My friend Cate wrote a few tweets about bystanders. This is a little story about a time when I worked with some bystanders and why little things matter.
When I started one job, I found that our existing software had a diagnostic tool that took some input parameters, you clicked submit and it showed you what our service would return for those inputs. Like a good tool, it came pre-populated with inputs and the resulting outputs that demonstrated how it works. But because humans can be thoughtless, someone in the past thought it would be cool to choose inputs that resulted in a picture of a scantily clad woman. It wasn’t a good choice to demonstrate how the tool works because due to data decay, only that picture showed. Nothing else interesting would show up and most of the time people used the tool for other outputs. So. Just a picture that looked like it came from the cover of a bad porn DVD. No, I did not work for a porn company.
Now this tool was used by our team. It was also used by many other people at the company when they were trying to figure out if the problem was our software or systems we integrated with. Whenever anyone at the company opened up this tool, they were presented with a picture that reduced women to their sexuality. At some point, I quietly changed the default for this tool so it was much more neutral and so that it was actually useful: all the useful outputs actually existed, not just the image. No big deal, right? Well, consider the impact.
Many people around the company had to use this tool to debug issues. Some of these are women. I’m kind of jaded and roll my eyes at a lot of bullshit, but a young woman still trying to figure out her place in the world made to look at that every day and decide this place – the company, tech – isn’t for her. After all, even the tools she needs to do her job reminds her that a woman’s place is as a sex symbol, not as a professional programmer or product manager. Many people are junior and don’t know what is appropriate in the work place. How many people just entering the industry saw that tool and would now consider it an okay thing to do, creating similar environments elsewhere? Some folks come from cultures that are fairly conservative about nudity (some of course don’t). How many of those people were made uncomfortable with this tool but didn’t feel like they could speak up because they’d be seen as prudes or otherwise not fitting?

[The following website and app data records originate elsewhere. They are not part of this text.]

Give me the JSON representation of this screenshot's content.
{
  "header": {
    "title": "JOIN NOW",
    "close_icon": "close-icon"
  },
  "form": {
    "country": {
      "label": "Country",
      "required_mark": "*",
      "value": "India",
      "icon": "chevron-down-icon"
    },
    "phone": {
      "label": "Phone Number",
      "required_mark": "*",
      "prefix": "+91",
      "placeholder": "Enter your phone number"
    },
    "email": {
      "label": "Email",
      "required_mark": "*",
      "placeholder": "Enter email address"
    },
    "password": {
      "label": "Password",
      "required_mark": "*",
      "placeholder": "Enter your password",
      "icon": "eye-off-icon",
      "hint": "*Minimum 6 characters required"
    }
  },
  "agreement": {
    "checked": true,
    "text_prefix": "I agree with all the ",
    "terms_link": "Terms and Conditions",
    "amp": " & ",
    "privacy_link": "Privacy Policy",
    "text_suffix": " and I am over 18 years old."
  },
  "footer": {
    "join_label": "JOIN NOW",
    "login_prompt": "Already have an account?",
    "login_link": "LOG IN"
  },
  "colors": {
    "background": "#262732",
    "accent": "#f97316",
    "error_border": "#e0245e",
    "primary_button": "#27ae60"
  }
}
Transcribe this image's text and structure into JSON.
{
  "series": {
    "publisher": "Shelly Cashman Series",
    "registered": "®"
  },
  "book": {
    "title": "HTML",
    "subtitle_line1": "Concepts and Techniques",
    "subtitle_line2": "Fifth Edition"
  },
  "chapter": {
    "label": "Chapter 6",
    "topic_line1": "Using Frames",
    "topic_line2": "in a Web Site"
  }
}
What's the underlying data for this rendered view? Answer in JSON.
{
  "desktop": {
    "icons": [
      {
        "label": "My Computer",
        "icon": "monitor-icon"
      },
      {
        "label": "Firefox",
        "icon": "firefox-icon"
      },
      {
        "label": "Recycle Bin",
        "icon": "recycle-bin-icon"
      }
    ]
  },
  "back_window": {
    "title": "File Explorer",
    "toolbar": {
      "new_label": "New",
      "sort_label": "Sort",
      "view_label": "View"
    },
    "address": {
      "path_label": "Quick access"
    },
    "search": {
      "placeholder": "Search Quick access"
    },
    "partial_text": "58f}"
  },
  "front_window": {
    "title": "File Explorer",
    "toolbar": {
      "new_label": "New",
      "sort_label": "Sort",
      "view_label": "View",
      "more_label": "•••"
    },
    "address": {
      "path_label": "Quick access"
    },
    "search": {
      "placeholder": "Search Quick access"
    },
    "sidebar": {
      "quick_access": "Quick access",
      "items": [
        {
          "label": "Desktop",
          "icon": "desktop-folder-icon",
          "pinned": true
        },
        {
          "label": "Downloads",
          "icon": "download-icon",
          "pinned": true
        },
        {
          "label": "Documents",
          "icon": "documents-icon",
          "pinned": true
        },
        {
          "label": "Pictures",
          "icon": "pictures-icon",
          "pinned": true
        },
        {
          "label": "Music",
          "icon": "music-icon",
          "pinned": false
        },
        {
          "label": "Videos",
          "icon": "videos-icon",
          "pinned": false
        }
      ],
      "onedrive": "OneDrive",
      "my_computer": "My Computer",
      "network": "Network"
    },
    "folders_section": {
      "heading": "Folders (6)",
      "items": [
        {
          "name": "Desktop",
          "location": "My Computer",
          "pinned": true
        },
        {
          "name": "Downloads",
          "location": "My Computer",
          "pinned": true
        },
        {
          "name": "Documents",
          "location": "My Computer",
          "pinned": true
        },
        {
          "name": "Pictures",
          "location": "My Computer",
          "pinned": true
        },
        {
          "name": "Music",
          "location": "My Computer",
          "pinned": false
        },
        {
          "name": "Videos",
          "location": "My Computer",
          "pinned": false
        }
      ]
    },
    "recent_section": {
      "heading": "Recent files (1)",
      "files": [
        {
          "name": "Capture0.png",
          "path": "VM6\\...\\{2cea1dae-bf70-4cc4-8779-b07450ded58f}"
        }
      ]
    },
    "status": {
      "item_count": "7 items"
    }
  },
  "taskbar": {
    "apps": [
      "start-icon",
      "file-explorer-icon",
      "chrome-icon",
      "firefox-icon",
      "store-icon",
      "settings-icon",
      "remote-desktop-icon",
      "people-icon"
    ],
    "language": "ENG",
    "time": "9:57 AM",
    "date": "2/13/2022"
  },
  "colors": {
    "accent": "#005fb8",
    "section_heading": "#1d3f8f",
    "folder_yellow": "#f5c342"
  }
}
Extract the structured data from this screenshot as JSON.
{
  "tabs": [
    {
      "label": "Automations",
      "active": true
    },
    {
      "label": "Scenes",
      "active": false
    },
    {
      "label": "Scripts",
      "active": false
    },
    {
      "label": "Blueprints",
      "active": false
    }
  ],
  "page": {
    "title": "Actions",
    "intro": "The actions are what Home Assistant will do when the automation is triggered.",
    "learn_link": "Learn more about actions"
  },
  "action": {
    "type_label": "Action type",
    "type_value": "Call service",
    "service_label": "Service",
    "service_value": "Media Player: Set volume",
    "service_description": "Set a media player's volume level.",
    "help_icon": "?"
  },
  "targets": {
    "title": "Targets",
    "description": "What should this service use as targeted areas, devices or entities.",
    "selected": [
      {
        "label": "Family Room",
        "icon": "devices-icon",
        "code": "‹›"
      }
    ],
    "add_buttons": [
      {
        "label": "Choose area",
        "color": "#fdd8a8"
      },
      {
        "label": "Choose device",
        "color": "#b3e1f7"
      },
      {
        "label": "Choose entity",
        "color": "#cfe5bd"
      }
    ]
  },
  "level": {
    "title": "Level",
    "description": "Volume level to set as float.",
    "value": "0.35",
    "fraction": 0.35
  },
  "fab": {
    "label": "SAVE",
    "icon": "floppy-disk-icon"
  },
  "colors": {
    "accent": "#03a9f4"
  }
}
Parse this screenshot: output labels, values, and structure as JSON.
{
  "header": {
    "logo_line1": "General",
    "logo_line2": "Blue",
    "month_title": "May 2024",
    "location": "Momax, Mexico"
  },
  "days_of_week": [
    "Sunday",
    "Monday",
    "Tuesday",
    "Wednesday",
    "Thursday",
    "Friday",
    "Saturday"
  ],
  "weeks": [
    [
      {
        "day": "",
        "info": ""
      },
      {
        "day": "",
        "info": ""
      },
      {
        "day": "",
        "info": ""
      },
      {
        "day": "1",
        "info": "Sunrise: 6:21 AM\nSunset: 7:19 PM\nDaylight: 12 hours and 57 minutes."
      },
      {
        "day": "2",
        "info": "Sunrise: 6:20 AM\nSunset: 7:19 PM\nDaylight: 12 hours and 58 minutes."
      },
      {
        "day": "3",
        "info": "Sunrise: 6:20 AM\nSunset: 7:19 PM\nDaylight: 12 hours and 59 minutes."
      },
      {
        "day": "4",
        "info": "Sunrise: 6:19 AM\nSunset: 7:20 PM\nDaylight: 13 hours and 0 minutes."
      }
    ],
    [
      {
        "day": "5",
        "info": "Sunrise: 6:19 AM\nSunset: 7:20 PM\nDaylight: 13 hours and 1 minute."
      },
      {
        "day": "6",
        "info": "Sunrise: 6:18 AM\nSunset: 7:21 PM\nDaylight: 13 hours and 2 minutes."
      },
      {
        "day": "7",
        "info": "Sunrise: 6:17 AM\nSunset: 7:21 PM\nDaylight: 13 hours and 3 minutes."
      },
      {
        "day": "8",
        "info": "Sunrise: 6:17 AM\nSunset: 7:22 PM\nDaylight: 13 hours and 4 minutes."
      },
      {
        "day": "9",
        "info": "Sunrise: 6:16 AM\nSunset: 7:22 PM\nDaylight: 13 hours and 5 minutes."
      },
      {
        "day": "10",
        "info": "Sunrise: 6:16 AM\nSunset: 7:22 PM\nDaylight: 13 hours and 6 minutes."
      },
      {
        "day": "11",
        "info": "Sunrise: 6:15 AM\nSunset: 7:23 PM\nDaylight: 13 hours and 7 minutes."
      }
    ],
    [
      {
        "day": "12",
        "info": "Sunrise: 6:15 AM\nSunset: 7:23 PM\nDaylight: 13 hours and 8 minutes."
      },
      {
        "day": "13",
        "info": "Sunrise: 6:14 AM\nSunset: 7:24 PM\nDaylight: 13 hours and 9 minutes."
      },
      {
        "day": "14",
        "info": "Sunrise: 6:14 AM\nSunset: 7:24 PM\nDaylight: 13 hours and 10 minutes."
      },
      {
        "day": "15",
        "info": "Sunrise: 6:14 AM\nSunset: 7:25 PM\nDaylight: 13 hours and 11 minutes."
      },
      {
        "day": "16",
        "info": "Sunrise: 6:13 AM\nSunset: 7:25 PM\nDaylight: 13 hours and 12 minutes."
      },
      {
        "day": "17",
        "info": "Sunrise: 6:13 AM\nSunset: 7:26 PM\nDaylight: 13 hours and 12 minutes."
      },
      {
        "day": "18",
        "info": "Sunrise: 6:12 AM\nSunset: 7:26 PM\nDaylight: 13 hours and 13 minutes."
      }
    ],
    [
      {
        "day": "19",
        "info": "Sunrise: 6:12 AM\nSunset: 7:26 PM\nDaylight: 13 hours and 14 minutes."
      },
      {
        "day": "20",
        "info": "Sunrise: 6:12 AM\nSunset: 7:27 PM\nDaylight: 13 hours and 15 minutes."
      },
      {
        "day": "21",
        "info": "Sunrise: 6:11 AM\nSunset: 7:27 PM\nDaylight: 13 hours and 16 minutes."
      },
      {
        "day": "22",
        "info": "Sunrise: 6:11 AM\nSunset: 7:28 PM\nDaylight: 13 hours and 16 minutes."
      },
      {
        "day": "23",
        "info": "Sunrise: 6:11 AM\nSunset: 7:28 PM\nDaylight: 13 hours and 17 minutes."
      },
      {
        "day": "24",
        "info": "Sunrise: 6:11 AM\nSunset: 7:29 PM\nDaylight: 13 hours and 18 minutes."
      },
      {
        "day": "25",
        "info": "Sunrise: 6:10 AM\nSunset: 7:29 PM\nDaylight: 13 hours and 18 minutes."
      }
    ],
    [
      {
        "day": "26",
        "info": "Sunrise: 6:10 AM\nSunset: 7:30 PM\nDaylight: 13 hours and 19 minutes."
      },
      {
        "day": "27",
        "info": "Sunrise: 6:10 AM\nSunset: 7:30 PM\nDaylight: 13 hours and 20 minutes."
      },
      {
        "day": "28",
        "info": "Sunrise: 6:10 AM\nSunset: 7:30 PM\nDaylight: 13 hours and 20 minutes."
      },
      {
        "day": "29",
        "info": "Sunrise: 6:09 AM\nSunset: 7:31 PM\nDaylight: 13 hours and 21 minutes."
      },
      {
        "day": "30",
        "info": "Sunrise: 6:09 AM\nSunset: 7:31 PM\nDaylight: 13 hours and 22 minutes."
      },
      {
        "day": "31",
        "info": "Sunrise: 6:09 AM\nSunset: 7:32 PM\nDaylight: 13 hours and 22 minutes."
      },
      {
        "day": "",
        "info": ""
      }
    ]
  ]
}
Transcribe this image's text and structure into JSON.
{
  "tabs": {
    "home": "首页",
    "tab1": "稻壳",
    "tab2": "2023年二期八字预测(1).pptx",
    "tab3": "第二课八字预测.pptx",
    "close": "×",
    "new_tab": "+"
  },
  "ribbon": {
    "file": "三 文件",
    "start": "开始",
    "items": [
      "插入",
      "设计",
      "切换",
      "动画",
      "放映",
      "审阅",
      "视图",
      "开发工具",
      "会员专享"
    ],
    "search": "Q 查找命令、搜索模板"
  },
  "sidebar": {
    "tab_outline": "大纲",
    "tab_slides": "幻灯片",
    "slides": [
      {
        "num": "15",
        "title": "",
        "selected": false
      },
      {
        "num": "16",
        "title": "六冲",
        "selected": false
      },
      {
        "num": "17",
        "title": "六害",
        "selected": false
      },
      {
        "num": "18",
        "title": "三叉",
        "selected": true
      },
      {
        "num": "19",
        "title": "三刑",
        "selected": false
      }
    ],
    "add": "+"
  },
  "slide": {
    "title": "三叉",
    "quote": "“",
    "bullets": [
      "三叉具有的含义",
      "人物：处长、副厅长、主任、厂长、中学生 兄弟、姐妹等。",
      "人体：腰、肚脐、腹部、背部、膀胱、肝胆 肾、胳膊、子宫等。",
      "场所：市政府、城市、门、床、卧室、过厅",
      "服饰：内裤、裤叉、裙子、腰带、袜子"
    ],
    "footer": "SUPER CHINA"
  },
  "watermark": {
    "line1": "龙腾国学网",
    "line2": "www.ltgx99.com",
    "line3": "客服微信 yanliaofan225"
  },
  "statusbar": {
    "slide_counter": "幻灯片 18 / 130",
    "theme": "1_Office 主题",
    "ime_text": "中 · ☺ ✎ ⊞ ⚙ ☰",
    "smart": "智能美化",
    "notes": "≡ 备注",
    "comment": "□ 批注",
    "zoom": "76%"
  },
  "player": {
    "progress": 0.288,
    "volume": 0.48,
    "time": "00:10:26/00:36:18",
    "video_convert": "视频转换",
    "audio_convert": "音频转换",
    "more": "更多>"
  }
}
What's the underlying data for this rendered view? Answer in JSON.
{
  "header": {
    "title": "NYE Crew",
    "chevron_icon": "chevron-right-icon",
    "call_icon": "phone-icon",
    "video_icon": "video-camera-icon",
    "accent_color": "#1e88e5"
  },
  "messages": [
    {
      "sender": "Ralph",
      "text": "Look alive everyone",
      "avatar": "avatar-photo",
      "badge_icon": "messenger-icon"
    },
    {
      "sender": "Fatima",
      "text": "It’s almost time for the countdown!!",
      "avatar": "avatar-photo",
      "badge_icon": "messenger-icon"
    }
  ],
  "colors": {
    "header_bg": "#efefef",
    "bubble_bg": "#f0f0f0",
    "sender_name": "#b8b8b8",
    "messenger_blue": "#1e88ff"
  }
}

For how many people was that a “little” thing that contributed to them feeling uncomfortable at work and ultimately leaving? They might not even consciously know the exact things that made them feel uncomfortable and not fit in. My team was probably responsible for a little bit of that.
A few years later I was talking to a former teammate (we’d stayed friends). We had both left the original team by then. He asked me directly about sexism, etc. in tech. I was much more vocal about it at that point. To be honest, when someone actually makes an effort to ask about the topic, they automatically get a lot of credit with me. I reminded him of this tool and why it was a problem. It just wasn’t something he’d thought about. I think it was that way when he joined the team. He was a bystander then but so was everyone else on the team. I don’t say this to shame him (if he reads this, he’ll recognize this story). I bring up this story and his reaction because it’s a good example of how easy it is to be a bystander. To be a generally good person who’d never intend to hurt anyone and still be a bystander.
To not be a bystander requires saying or doing something at the moment when the harm may not seem that great and the risk to yourself, socially or professionally, seems immediate. “Just a joke” or “just one time” is easy to say if you’re worried your team will laugh at you. But over time that stuff does matter and becomes harder to shift. If the team has tolerated little sexist jokes for months or years, then when you do speak up you’re going to sound like a hypocrite. That only encourages you keep your mouth shut.
How much harm could have been avoided if someone had looked at that tool when it was created and suggested different default inputs be chosen? They wouldn’t have had to make a big deal about it. No need to say “this is sexist bullshit”. They could have just said “maybe we should use example data that is more neutral.” Not being a bystander doesn’t have to be about making a statement. I doubt the developer would have fought a different choice. But someone had to just push back, a little bit. And no one did.